Darabont constructs the film to observe the story, not to punch it up or upstage it. Upstaging, in fact, is unknown in this film; the actors are content to stay within their roles, the story moves in an orderly way, and the film itself reflects the slow passage of the decades. “When they put you in that cell,” Red says, “when those bars slam home, that’s when you know it’s for real. Old life blown away in the blink of an eye. Nothing left but all the time in the world to think about it.” Watching the film again, I admired it even more than the first time I saw it. Affection for good films often grows with familiarity, as it does with music. Some have said life is a prison, we are Red, Andy is our redeemer. All good art is about something deeper than it admits.

Anthony Lane, god bless him, reviewing in the same review both Brokeback Mountain and The Chronicles of Narnia: The Lion, the Witch, and the Wardrobe

“Brokeback Mountain,” which began as an Annie Proulx story in these pages, comes fully alive as the chance for happiness dies. Its beauty wells from its sorrow, because the love between Ennis and Jack is most credible not in the making but in the thwarting.

And, if there is Deep Magic, as Lewis called it, in his tale, it resides not in the springlike coming of Aslan but in the dreamlike, compacted poetry of Lewis’s initial inspiration—the sight of a faun, in the snow, bearing parcels and an umbrella. That is kept mercifully intact in Adamson’s movie, its potency enriched by the shy, unstrenuous rapport of his two best performers: Georgie Henley, as Lucy, and James McAvoy, as Mr. Tumnus the faun. The dark joke is that Mr. Tumnus invites Lucy to tea only because he must turn his guest over to the enemy. Thus does Lucy, over toast and honey, learn the lesson known to the heroine of every horror flick: Don’t answer the faun.

 

Happy Wednesday, readers.

 

ttfn.
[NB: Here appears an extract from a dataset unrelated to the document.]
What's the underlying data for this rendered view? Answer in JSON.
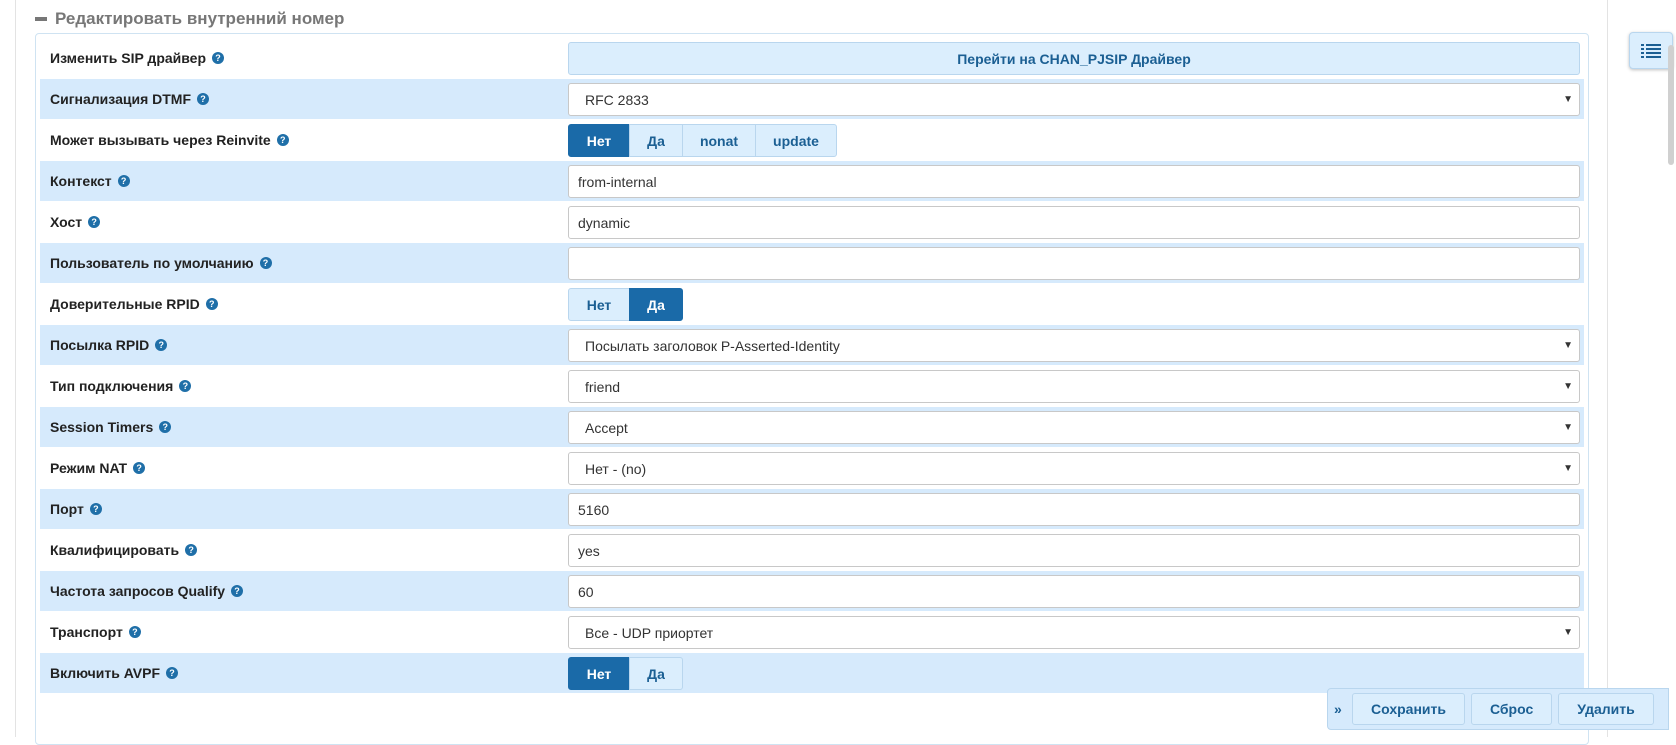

unfilmable

 

Kevin Nguyen, writing at GQ, on adapting Ted Chiang’s short story, “Story of Your Life” into the film Arrival.

Arrival is every bit as sophisticated as its short story origins, and magnificently translated into 2016’s best piece of cerebral science fiction. Amy Adams brings a precise, introspective performance to the film’s hero linguist Dr. Louise Banks. Villeneuve (Sicario, next year’s Blade Runner sequel) conjures intimacy and muted tensions to a film of global scale. But it’s arguably the script by Eric Heisserer that demands the most recognition for how it translates Chiang’s high-concept sci-fi so effortlessly.

Or at least it looks effortless on screen. The script took Heisserer six years to write. To get the rights to the adaptation, he required Chiang’s approval, so he worked on spec—meaning that he worked on it for free, and would only be paid if Chiang sanctioned it after it was completed. “It was the most stressful pitch of my whole career,” Heisserer said. “I lived with it for so many years.”

Listen to Carmen.

And, if you’re interested in Storyological’s discussion of Ted Chiang’s short fiction, listen to that here.